#### What is required:
Give back exactly the line that contains "Parse this screenshot: output" and all the lines after it in the records below, to the very last, with no other output.

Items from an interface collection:
-- Opening Marker --

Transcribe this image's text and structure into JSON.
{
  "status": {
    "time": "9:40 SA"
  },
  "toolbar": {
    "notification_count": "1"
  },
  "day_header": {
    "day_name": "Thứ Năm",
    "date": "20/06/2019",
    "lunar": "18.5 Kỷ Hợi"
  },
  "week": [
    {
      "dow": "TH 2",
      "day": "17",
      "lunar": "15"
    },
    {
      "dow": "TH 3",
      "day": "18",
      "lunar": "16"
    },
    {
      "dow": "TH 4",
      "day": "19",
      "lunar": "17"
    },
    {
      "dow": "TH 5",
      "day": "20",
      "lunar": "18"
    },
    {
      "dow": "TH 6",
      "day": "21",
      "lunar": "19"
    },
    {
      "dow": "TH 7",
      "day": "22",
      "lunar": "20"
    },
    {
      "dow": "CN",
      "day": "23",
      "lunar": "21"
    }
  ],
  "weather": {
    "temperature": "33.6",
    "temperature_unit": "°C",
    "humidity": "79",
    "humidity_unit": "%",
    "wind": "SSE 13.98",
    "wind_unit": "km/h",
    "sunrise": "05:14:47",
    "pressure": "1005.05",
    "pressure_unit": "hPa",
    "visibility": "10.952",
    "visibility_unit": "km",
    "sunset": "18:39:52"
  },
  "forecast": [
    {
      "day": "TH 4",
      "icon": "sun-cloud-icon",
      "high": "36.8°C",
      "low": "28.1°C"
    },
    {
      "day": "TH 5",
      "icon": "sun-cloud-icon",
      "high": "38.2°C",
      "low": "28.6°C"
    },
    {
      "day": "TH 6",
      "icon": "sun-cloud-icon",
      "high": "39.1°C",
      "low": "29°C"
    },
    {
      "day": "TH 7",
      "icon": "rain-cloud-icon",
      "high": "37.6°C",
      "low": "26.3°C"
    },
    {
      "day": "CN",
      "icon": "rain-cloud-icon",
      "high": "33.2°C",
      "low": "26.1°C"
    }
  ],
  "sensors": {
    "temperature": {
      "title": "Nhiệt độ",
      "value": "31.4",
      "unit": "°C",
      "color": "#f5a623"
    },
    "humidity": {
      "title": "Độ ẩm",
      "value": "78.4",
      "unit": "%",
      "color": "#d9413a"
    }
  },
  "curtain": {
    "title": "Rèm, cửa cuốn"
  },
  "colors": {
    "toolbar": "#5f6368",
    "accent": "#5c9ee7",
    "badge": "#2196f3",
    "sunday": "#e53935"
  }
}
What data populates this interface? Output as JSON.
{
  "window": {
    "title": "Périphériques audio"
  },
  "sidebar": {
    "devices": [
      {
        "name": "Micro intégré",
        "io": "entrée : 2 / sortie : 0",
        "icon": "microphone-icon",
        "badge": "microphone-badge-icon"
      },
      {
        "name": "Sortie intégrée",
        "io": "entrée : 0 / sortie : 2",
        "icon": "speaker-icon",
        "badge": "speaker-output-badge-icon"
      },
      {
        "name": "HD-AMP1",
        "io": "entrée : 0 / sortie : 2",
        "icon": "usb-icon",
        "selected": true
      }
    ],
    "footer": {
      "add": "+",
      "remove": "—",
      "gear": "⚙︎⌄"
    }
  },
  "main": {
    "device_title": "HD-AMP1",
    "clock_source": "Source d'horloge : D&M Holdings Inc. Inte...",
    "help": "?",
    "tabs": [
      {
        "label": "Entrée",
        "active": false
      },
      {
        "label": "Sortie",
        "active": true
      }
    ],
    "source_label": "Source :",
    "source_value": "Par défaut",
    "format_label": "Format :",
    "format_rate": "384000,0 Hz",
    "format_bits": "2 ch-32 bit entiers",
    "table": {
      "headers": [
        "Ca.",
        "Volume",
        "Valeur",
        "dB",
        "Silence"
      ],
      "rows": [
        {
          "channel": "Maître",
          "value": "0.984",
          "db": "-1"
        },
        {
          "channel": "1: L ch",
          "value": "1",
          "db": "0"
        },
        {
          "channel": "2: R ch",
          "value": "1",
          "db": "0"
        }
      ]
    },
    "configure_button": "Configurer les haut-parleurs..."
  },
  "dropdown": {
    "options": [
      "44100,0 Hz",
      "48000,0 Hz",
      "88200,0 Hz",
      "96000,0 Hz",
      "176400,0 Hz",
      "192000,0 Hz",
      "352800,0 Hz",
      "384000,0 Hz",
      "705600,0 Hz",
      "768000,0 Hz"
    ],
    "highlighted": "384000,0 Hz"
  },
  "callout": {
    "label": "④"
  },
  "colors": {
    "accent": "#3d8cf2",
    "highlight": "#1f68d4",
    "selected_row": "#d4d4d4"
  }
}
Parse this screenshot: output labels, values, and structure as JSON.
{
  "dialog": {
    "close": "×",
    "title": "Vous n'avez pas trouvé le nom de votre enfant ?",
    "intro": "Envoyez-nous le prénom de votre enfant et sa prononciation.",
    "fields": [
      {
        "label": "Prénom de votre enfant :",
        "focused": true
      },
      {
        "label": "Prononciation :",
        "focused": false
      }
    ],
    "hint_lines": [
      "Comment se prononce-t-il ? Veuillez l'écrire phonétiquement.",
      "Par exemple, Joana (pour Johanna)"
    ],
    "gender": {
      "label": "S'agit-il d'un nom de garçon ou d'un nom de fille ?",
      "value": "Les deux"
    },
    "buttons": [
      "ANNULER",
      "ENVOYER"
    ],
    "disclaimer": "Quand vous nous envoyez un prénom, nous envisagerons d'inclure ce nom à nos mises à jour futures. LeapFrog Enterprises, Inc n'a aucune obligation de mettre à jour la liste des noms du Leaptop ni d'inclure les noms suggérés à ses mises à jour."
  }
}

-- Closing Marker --

#### Response for this exercise:
Parse this screenshot: output labels, values, and structure as JSON.
{
  "dialog": {
    "close": "×",
    "title": "Vous n'avez pas trouvé le nom de votre enfant ?",
    "intro": "Envoyez-nous le prénom de votre enfant et sa prononciation.",
    "fields": [
      {
        "label": "Prénom de votre enfant :",
        "focused": true
      },
      {
        "label": "Prononciation :",
        "focused": false
      }
    ],
    "hint_lines": [
      "Comment se prononce-t-il ? Veuillez l'écrire phonétiquement.",
      "Par exemple, Joana (pour Johanna)"
    ],
    "gender": {
      "label": "S'agit-il d'un nom de garçon ou d'un nom de fille ?",
      "value": "Les deux"
    },
    "buttons": [
      "ANNULER",
      "ENVOYER"
    ],
    "disclaimer": "Quand vous nous envoyez un prénom, nous envisagerons d'inclure ce nom à nos mises à jour futures. LeapFrog Enterprises, Inc n'a aucune obligation de mettre à jour la liste des noms du Leaptop ni d'inclure les noms suggérés à ses mises à jour."
  }
}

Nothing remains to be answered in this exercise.